Finland’s liberals have utilised the northern European country’s presidential election to put geo-political issues high up the agenda in a European Union country neighbouring Russia.
All political parties, including LI full members Keskusta and the Swedish People’s Party (SFP), faced a tough electoral battle to unseat the incumbent president, Sauli Niinistö, who won in the first round with 63% of the vote, standing this time as a formally non-aligned candidate. Sharing her insight into the ballot, LI vice-president Astrid Thors (SFP) said: “Keskusta’s candidate, the former prime minister, Matti Vanhanen demonstrated that he was very well prepared for the job, had nuanced positions and pointed to the need to debate more global issues, not only those in the immediate neighbourhood.”
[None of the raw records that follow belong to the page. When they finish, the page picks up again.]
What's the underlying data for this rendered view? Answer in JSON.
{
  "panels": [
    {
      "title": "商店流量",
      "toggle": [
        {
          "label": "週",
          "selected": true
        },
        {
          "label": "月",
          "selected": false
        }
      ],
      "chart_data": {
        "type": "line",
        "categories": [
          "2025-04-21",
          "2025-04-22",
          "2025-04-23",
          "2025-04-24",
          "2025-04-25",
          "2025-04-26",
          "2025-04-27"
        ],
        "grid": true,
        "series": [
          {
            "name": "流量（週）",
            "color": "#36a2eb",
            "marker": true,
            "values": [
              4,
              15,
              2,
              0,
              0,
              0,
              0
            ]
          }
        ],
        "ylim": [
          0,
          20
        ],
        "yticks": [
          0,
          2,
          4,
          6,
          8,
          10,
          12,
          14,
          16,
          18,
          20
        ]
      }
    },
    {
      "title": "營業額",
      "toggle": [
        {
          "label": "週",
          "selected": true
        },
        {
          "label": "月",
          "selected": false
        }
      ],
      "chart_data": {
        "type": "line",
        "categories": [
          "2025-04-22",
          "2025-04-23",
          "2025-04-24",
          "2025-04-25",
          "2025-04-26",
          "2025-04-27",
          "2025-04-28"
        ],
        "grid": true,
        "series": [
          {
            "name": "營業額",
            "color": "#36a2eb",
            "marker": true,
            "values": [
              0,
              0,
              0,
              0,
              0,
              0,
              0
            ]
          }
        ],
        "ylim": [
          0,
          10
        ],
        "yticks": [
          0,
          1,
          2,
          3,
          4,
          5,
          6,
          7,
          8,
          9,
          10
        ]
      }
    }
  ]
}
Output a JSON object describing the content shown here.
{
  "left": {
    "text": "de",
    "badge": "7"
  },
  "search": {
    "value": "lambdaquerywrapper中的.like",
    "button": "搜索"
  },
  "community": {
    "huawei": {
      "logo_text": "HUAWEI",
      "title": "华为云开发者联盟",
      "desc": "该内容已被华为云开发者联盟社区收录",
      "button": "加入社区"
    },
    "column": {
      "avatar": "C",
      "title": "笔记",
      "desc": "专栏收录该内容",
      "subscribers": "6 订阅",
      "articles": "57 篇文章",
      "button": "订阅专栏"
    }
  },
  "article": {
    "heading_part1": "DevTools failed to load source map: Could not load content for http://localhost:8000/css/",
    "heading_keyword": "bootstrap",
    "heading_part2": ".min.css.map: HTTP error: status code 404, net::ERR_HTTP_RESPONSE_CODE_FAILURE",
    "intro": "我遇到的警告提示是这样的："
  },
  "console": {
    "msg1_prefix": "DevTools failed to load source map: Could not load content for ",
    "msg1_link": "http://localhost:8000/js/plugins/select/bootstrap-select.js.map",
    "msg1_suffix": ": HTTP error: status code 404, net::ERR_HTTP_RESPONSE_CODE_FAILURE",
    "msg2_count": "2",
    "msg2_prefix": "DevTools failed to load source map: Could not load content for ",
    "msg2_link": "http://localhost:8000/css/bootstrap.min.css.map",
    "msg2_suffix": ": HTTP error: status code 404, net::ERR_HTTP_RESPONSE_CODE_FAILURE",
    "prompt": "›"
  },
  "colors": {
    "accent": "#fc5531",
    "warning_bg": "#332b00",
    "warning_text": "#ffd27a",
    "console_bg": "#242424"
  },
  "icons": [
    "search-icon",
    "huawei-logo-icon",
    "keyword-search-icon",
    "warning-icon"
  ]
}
At a time of heightened tension between the European Union and Russia, SFP’s candidate Nils Torvalds MEP courageously sought to start a serious debate of the question of NATO – the military alliance between the United States and much of Europe. “The president is responsible for foreign and defence policy and Nils Torvalds was very clear in his views on NATO and future challenges, but alas he was not rewarded for his brave positions.”
As the tide of populism across Europe ebbs and flows the Finnish brand of illiberal politics, embodied by the True Finns, stagnated. “The populist and nationalist candidates collectively received around 13% much less than at the previous parliamentary elections, added the LI vice-president. Meanwhile the socialist parties recorded some of their worst electoral performances.